▶ What you need to do: Print all of the data exactly, with no line missing.

________

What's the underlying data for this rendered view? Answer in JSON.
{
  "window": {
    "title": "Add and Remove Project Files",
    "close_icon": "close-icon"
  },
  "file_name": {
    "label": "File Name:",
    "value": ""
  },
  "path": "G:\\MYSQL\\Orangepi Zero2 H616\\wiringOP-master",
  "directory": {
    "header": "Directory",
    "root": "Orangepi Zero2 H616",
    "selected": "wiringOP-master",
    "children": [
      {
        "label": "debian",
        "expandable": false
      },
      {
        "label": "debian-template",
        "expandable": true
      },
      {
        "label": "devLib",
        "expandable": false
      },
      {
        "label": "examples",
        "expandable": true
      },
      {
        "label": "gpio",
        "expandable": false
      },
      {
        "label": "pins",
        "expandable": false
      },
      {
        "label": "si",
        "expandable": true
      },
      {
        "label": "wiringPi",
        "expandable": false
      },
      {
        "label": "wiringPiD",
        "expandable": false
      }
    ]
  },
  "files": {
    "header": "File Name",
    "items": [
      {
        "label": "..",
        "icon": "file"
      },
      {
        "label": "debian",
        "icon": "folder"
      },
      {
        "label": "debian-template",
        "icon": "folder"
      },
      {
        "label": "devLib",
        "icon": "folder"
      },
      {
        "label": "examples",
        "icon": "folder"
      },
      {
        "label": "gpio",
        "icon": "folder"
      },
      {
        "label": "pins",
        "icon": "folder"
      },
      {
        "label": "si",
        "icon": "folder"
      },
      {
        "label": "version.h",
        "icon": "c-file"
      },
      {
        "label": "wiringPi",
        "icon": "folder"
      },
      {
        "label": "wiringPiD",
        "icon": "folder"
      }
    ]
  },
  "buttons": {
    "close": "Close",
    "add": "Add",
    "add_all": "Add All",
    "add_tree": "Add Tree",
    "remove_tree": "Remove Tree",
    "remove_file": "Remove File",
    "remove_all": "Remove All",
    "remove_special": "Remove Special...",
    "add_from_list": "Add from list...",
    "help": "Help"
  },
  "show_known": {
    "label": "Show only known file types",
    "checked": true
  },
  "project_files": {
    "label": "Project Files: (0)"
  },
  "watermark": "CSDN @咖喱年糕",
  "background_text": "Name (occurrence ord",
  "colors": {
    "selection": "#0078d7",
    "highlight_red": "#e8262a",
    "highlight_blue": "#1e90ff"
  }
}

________

▶ Output for this task:
What's the underlying data for this rendered view? Answer in JSON.
{
  "window": {
    "title": "Add and Remove Project Files",
    "close_icon": "close-icon"
  },
  "file_name": {
    "label": "File Name:",
    "value": ""
  },
  "path": "G:\\MYSQL\\Orangepi Zero2 H616\\wiringOP-master",
  "directory": {
    "header": "Directory",
    "root": "Orangepi Zero2 H616",
    "selected": "wiringOP-master",
    "children": [
      {
        "label": "debian",
        "expandable": false
      },
      {
        "label": "debian-template",
        "expandable": true
      },
      {
        "label": "devLib",
        "expandable": false
      },
      {
        "label": "examples",
        "expandable": true
      },
      {
        "label": "gpio",
        "expandable": false
      },
      {
        "label": "pins",
        "expandable": false
      },
      {
        "label": "si",
        "expandable": true
      },
      {
        "label": "wiringPi",
        "expandable": false
      },
      {
        "label": "wiringPiD",
        "expandable": false
      }
    ]
  },
  "files": {
    "header": "File Name",
    "items": [
      {
        "label": "..",
        "icon": "file"
      },
      {
        "label": "debian",
        "icon": "folder"
      },
      {
        "label": "debian-template",
        "icon": "folder"
      },
      {
        "label": "devLib",
        "icon": "folder"
      },
      {
        "label": "examples",
        "icon": "folder"
      },
      {
        "label": "gpio",
        "icon": "folder"
      },
      {
        "label": "pins",
        "icon": "folder"
      },
      {
        "label": "si",
        "icon": "folder"
      },
      {
        "label": "version.h",
        "icon": "c-file"
      },
      {
        "label": "wiringPi",
        "icon": "folder"
      },
      {
        "label": "wiringPiD",
        "icon": "folder"
      }
    ]
  },
  "buttons": {
    "close": "Close",
    "add": "Add",
    "add_all": "Add All",
    "add_tree": "Add Tree",
    "remove_tree": "Remove Tree",
    "remove_file": "Remove File",
    "remove_all": "Remove All",
    "remove_special": "Remove Special...",
    "add_from_list": "Add from list...",
    "help": "Help"
  },
  "show_known": {
    "label": "Show only known file types",
    "checked": true
  },
  "project_files": {
    "label": "Project Files: (0)"
  },
  "watermark": "CSDN @咖喱年糕",
  "background_text": "Name (occurrence ord",
  "colors": {
    "selection": "#0078d7",
    "highlight_red": "#e8262a",
    "highlight_blue": "#1e90ff"
  }
}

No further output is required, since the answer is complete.